| Exercise |
If an entry below contains an image, drop the image and retype the rest exactly.

#### Data for processing ####

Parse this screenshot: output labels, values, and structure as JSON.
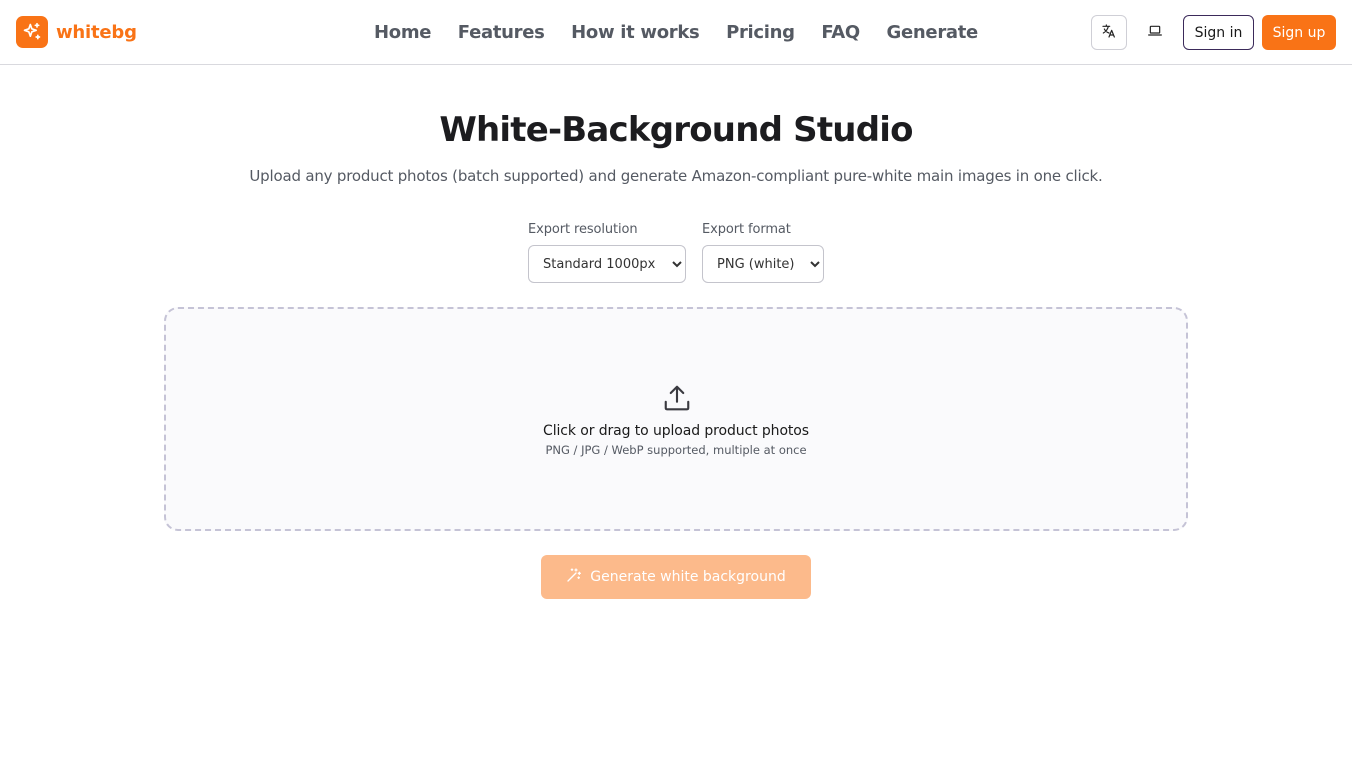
{
  "brand": {
    "name": "whitebg",
    "icon": "sparkles-icon",
    "color": "#f97316"
  },
  "nav": [
    {
      "label": "Home"
    },
    {
      "label": "Features"
    },
    {
      "label": "How it works"
    },
    {
      "label": "Pricing"
    },
    {
      "label": "FAQ"
    },
    {
      "label": "Generate"
    }
  ],
  "header_actions": {
    "language_icon": "translate-icon",
    "theme_icon": "laptop-icon",
    "sign_in": "Sign in",
    "sign_up": "Sign up"
  },
  "main": {
    "title": "White-Background Studio",
    "subtitle": "Upload any product photos (batch supported) and generate Amazon-compliant pure-white main images in one click."
  },
  "settings": {
    "resolution": {
      "label": "Export resolution",
      "selected": "Standard 1000px"
    },
    "format": {
      "label": "Export format",
      "selected": "PNG (white)"
    }
  },
  "dropzone": {
    "icon": "upload-icon",
    "title": "Click or drag to upload product photos",
    "hint": "PNG / JPG / WebP supported, multiple at once"
  },
  "generate": {
    "label": "Generate white background",
    "icon": "magic-wand-icon",
    "disabled": true
  },
  "colors": {
    "accent": "#f97316",
    "accent_disabled": "#fcba8b",
    "text_muted": "#555a63"
  }
}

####

| Exercise response |
Parse this screenshot: output labels, values, and structure as JSON.
{
  "brand": {
    "name": "whitebg",
    "icon": "sparkles-icon",
    "color": "#f97316"
  },
  "nav": [
    {
      "label": "Home"
    },
    {
      "label": "Features"
    },
    {
      "label": "How it works"
    },
    {
      "label": "Pricing"
    },
    {
      "label": "FAQ"
    },
    {
      "label": "Generate"
    }
  ],
  "header_actions": {
    "language_icon": "translate-icon",
    "theme_icon": "laptop-icon",
    "sign_in": "Sign in",
    "sign_up": "Sign up"
  },
  "main": {
    "title": "White-Background Studio",
    "subtitle": "Upload any product photos (batch supported) and generate Amazon-compliant pure-white main images in one click."
  },
  "settings": {
    "resolution": {
      "label": "Export resolution",
      "selected": "Standard 1000px"
    },
    "format": {
      "label": "Export format",
      "selected": "PNG (white)"
    }
  },
  "dropzone": {
    "icon": "upload-icon",
    "title": "Click or drag to upload product photos",
    "hint": "PNG / JPG / WebP supported, multiple at once"
  },
  "generate": {
    "label": "Generate white background",
    "icon": "magic-wand-icon",
    "disabled": true
  },
  "colors": {
    "accent": "#f97316",
    "accent_disabled": "#fcba8b",
    "text_muted": "#555a63"
  }
}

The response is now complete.